antiorario

Independent variables

There is no safe haven for the grammar freak. On Facebook there are some “fan pages” with names like “Knowing the Difference Between There, Their, & They’re” or “Knowing the Difference Between You’re and Your” (set up by the same people, I assume), of which I did become a fan, just for fun. It’s like becoming a fan of “‘Become a fan’”: you don’t really expect anything useful out of it except a bit of occasional humor.

(I’ll leave out of this the fact that the creators of such pages should have created groups instead, and are now being investigated by Facebook because of said pages’ huge success in number of fans. Someone should create a page—well, a group—called “Knowing the Difference Between a Page and a Group on Facebook.”)

But grammar and humor are, it seems, independent variables. The page creators keep messing up, obviously on purpose, the very grammar rules they want to defend, with the only consequence of attracting comments along the lines of “I can’t believe you have a page that’s called such and such, and you still don’t know how to use the rule,” or “I hope this is a joke,” etc. Which comments, of course, prompt the exasperated counter-comments of those of us blessed with the gift of humor.

That’s Facebook: a place where, in most cases, nothing happens, and where the clash of cultural variables is never really solved.

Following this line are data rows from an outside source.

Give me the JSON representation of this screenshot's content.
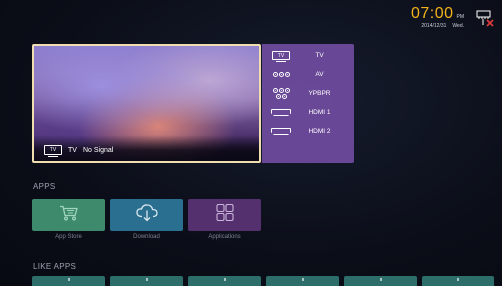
{
  "status": {
    "time": "07:00",
    "ampm": "PM",
    "date": "2014/12/31",
    "weekday": "Wed."
  },
  "preview": {
    "source_badge": "TV",
    "source": "TV",
    "status_text": "No Signal"
  },
  "sources": {
    "items": [
      {
        "label": "TV",
        "icon": "tv-icon",
        "badge": "TV"
      },
      {
        "label": "AV",
        "icon": "av-icon"
      },
      {
        "label": "YPBPR",
        "icon": "ypbpr-icon"
      },
      {
        "label": "HDMI 1",
        "icon": "hdmi-icon"
      },
      {
        "label": "HDMI 2",
        "icon": "hdmi-icon"
      }
    ]
  },
  "apps": {
    "title": "APPS",
    "items": [
      {
        "label": "App Store",
        "icon": "shopping-cart-icon",
        "color": "#3e8a6c"
      },
      {
        "label": "Download",
        "icon": "cloud-download-icon",
        "color": "#2a6f8f"
      },
      {
        "label": "Applications",
        "icon": "grid-icon",
        "color": "#55306e"
      }
    ]
  },
  "like_apps": {
    "title": "LIKE APPS",
    "count_visible": 6
  },
  "colors": {
    "accent_clock": "#f2b21b",
    "source_panel": "#7850aa",
    "preview_border": "#f0ddb0"
  }
}
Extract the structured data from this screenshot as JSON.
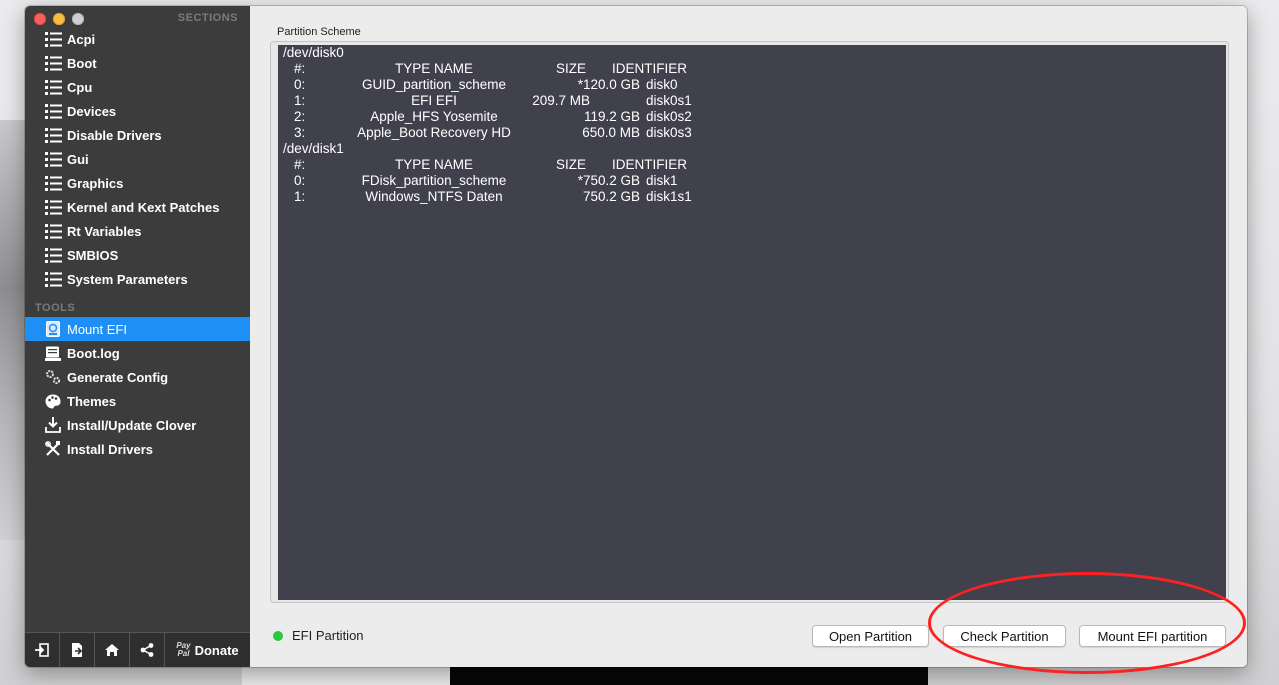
{
  "sidebar": {
    "sections_header": "SECTIONS",
    "tools_header": "TOOLS",
    "sections": [
      {
        "label": "Acpi",
        "icon": "list-icon"
      },
      {
        "label": "Boot",
        "icon": "list-icon"
      },
      {
        "label": "Cpu",
        "icon": "list-icon"
      },
      {
        "label": "Devices",
        "icon": "list-icon"
      },
      {
        "label": "Disable Drivers",
        "icon": "list-icon"
      },
      {
        "label": "Gui",
        "icon": "list-icon"
      },
      {
        "label": "Graphics",
        "icon": "list-icon"
      },
      {
        "label": "Kernel and Kext Patches",
        "icon": "list-icon"
      },
      {
        "label": "Rt Variables",
        "icon": "list-icon"
      },
      {
        "label": "SMBIOS",
        "icon": "list-icon"
      },
      {
        "label": "System Parameters",
        "icon": "list-icon"
      }
    ],
    "tools": [
      {
        "label": "Mount EFI",
        "icon": "disk-icon",
        "selected": true
      },
      {
        "label": "Boot.log",
        "icon": "log-icon"
      },
      {
        "label": "Generate Config",
        "icon": "gears-icon"
      },
      {
        "label": "Themes",
        "icon": "palette-icon"
      },
      {
        "label": "Install/Update Clover",
        "icon": "download-icon"
      },
      {
        "label": "Install Drivers",
        "icon": "tools-icon"
      }
    ],
    "footer": {
      "paypal_top": "Pay",
      "paypal_bottom": "Pal",
      "donate_label": "Donate"
    }
  },
  "main": {
    "box_title": "Partition Scheme",
    "output_lines": [
      {
        "kind": "dev",
        "text": "/dev/disk0"
      },
      {
        "kind": "header",
        "num": "#:",
        "type": "TYPE NAME",
        "size": "SIZE",
        "id": "IDENTIFIER"
      },
      {
        "kind": "row",
        "num": "0:",
        "type": "GUID_partition_scheme",
        "size": "*120.0 GB",
        "id": "disk0"
      },
      {
        "kind": "row",
        "num": "1:",
        "type": "EFI EFI",
        "size": "209.7 MB",
        "id": "disk0s1"
      },
      {
        "kind": "row",
        "num": "2:",
        "type": "Apple_HFS Yosemite",
        "size": "119.2 GB",
        "id": "disk0s2"
      },
      {
        "kind": "row",
        "num": "3:",
        "type": "Apple_Boot Recovery HD",
        "size": "650.0 MB",
        "id": "disk0s3"
      },
      {
        "kind": "dev",
        "text": "/dev/disk1"
      },
      {
        "kind": "header",
        "num": "#:",
        "type": "TYPE NAME",
        "size": "SIZE",
        "id": "IDENTIFIER"
      },
      {
        "kind": "row",
        "num": "0:",
        "type": "FDisk_partition_scheme",
        "size": "*750.2 GB",
        "id": "disk1"
      },
      {
        "kind": "row",
        "num": "1:",
        "type": "Windows_NTFS Daten",
        "size": "750.2 GB",
        "id": "disk1s1"
      }
    ],
    "status_label": "EFI Partition",
    "status_color": "#27c93f",
    "buttons": {
      "open": "Open Partition",
      "check": "Check Partition",
      "mount": "Mount EFI partition"
    }
  },
  "colors": {
    "sidebar_bg": "#3c3c3d",
    "selected": "#1e8ff5",
    "output_bg": "#41414e",
    "annotation": "#ff2020"
  }
}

You may gather three thousand fans of good grammar, but you will end up with fifteen hundred humorless twits.